We are able to look back at tragedy as through a transparent pane of glass and feel we know what really happened and hope it never happens again. The truth revealed puts an end to conspiracy theories and skeletons in the attic and rumourmongering. It is akin to that tremendous moment when we speak up at a meeting and say “My name is Mary and I am an alcoholic.’ We acknowledge that we need help, there is something badly wrong and we want to recover. We tell the truth against ourselves and put an end to the muddle and lies and cover-ups.
Forty years ago a young woman who mixed in volatile and hedonistic political circles was left to die in an overturned car at the bottom of a tidal pond. She may have stayed alive in an airpocket for as long as three or four hours. While those who knew she was trapped in a watery grave were primarily concerned about alibis and reputations and the question of the US presidency. This is an incident that should never be brushed aside or forgotten and even as the efforts and acheievements of a great senator are applauded, women all over the world will think of 28-year Mary Jo Kopechne and wonder if something like that could happen today.
Thinking too of feminist poets like Adrienne Rich who charted that long journey each of us as women undertake towards autonomy and full moral agency.
Diving Into The Wreck
First having read the book of myths, and loaded the camera, and checked the edge of the knife-blade, I put on the body-armor of black rubber the absurd flippers the grave and awkward mask. I am having to do this not like Cousteau with his assiduous team aboard the sun-flooded schooner but here alone. There is a ladder.

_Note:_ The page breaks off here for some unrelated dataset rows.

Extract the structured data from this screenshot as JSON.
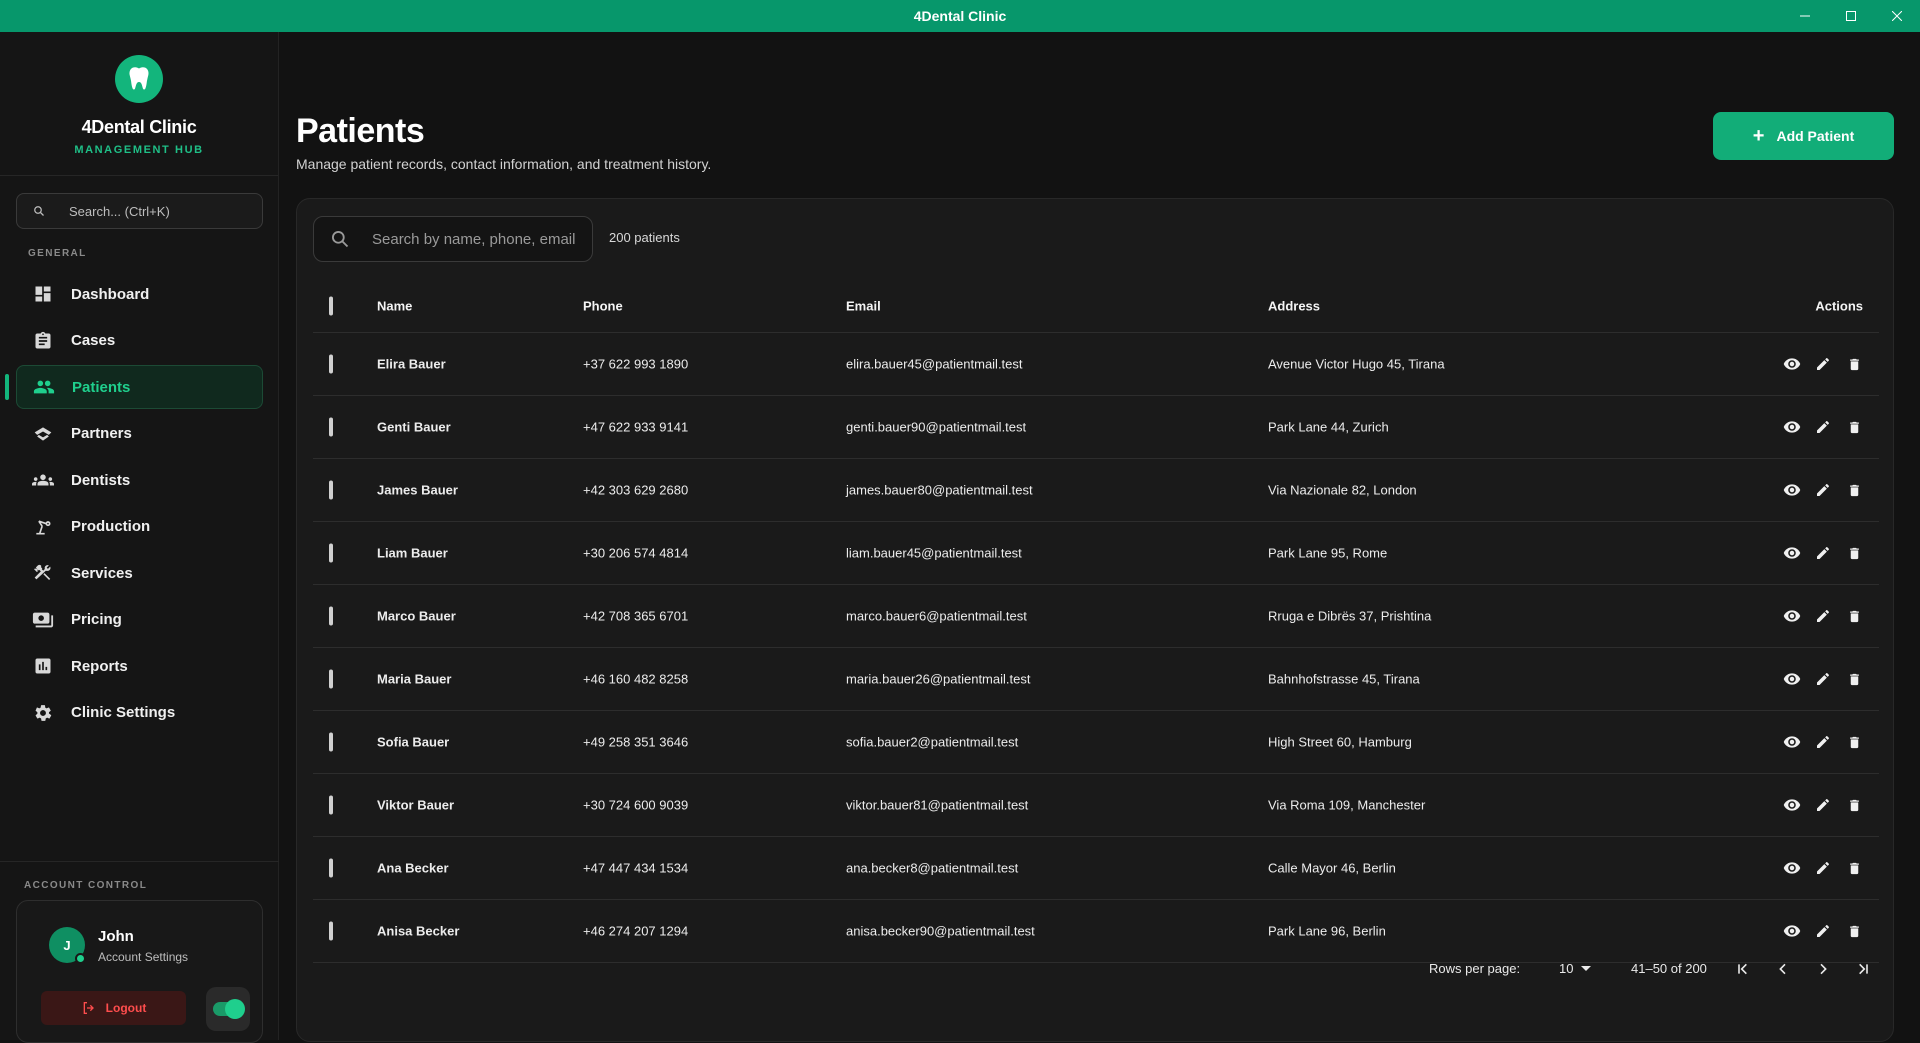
{
  "window": {
    "title": "4Dental Clinic"
  },
  "sidebar": {
    "brand_name": "4Dental Clinic",
    "brand_sub": "MANAGEMENT HUB",
    "search_placeholder": "Search... (Ctrl+K)",
    "section_general": "GENERAL",
    "items": [
      {
        "label": "Dashboard",
        "icon": "dashboard-icon"
      },
      {
        "label": "Cases",
        "icon": "clipboard-icon"
      },
      {
        "label": "Patients",
        "icon": "people-icon"
      },
      {
        "label": "Partners",
        "icon": "handshake-icon"
      },
      {
        "label": "Dentists",
        "icon": "groups-icon"
      },
      {
        "label": "Production",
        "icon": "precision-tool-icon"
      },
      {
        "label": "Services",
        "icon": "tools-icon"
      },
      {
        "label": "Pricing",
        "icon": "payments-icon"
      },
      {
        "label": "Reports",
        "icon": "bar-chart-icon"
      },
      {
        "label": "Clinic Settings",
        "icon": "gear-icon"
      }
    ],
    "active_item": "Patients",
    "section_account": "ACCOUNT CONTROL",
    "account": {
      "initial": "J",
      "name": "John",
      "subtitle": "Account Settings",
      "logout_label": "Logout"
    }
  },
  "header": {
    "title": "Patients",
    "subtitle": "Manage patient records, contact information, and treatment history.",
    "add_button": "Add Patient"
  },
  "table": {
    "search_placeholder": "Search by name, phone, email",
    "count_label": "200 patients",
    "columns": {
      "name": "Name",
      "phone": "Phone",
      "email": "Email",
      "address": "Address",
      "actions": "Actions"
    },
    "rows": [
      {
        "name": "Elira Bauer",
        "phone": "+37 622 993 1890",
        "email": "elira.bauer45@patientmail.test",
        "address": "Avenue Victor Hugo 45, Tirana"
      },
      {
        "name": "Genti Bauer",
        "phone": "+47 622 933 9141",
        "email": "genti.bauer90@patientmail.test",
        "address": "Park Lane 44, Zurich"
      },
      {
        "name": "James Bauer",
        "phone": "+42 303 629 2680",
        "email": "james.bauer80@patientmail.test",
        "address": "Via Nazionale 82, London"
      },
      {
        "name": "Liam Bauer",
        "phone": "+30 206 574 4814",
        "email": "liam.bauer45@patientmail.test",
        "address": "Park Lane 95, Rome"
      },
      {
        "name": "Marco Bauer",
        "phone": "+42 708 365 6701",
        "email": "marco.bauer6@patientmail.test",
        "address": "Rruga e Dibrës 37, Prishtina"
      },
      {
        "name": "Maria Bauer",
        "phone": "+46 160 482 8258",
        "email": "maria.bauer26@patientmail.test",
        "address": "Bahnhofstrasse 45, Tirana"
      },
      {
        "name": "Sofia Bauer",
        "phone": "+49 258 351 3646",
        "email": "sofia.bauer2@patientmail.test",
        "address": "High Street 60, Hamburg"
      },
      {
        "name": "Viktor Bauer",
        "phone": "+30 724 600 9039",
        "email": "viktor.bauer81@patientmail.test",
        "address": "Via Roma 109, Manchester"
      },
      {
        "name": "Ana Becker",
        "phone": "+47 447 434 1534",
        "email": "ana.becker8@patientmail.test",
        "address": "Calle Mayor 46, Berlin"
      },
      {
        "name": "Anisa Becker",
        "phone": "+46 274 207 1294",
        "email": "anisa.becker90@patientmail.test",
        "address": "Park Lane 96, Berlin"
      }
    ]
  },
  "pagination": {
    "rows_per_page_label": "Rows per page:",
    "rows_per_page_value": "10",
    "range_label": "41–50 of 200"
  },
  "colors": {
    "accent": "#13b57c",
    "titlebar": "#07976b",
    "danger": "#ff4d4d",
    "background": "#121212"
  }
}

The ladder is always there hanging innocently close to the side of the schooner. We know what it is for, we who have used it. Otherwise it is a piece of maritime floss some sundry equipment. I go down. Rung after rung and still the oxygen immerses me the blue light the clear atoms of our human air. I go down. My flippers cripple me, I crawl like an insect down the ladder and there is no one to tell me when the ocean will begin. First the air is blue and then it is bluer and then green and then black I am blacking out and yet my mask is powerful it pumps my blood with power the sea is another story the sea is not a question of power I have to learn alone to turn my body without force in the deep element. And now: it is easy to forget what I came for among so many who have always lived here swaying their crenellated fans between the reefs and besides you breathe differently down here. I came to explore the wreck. The words are purposes. The words are maps. I came to see the damage that was done and the treasures that prevail. I stroke the beam of my lamp slowly along the flank of something more permanent than fish or weed the thing I came for: the wreck and not the story of the wreck the thing itself and not the myth the drowned face always staring toward the sun the evidence of damage worn by salt and away into this threadbare beauty the ribs of the disaster curving their assertion among the tentative haunters. This is the place. And I am here, the mermaid whose dark hair streams black, the merman in his armored body. We circle silently about the wreck we dive into the hold. I am she: I am he whose drowned face sleeps with open eyes whose breasts still bear the stress whose silver, copper, vermeil cargo lies obscurely inside barrels half-wedged and left to rot we are the half-destroyed instruments that once held to a course the water-eaten log the fouled compass We are, I am, you are by cowardice or courage the one who find our way back to this scene carrying a knife, a camera a book of myths in which our names do not appear.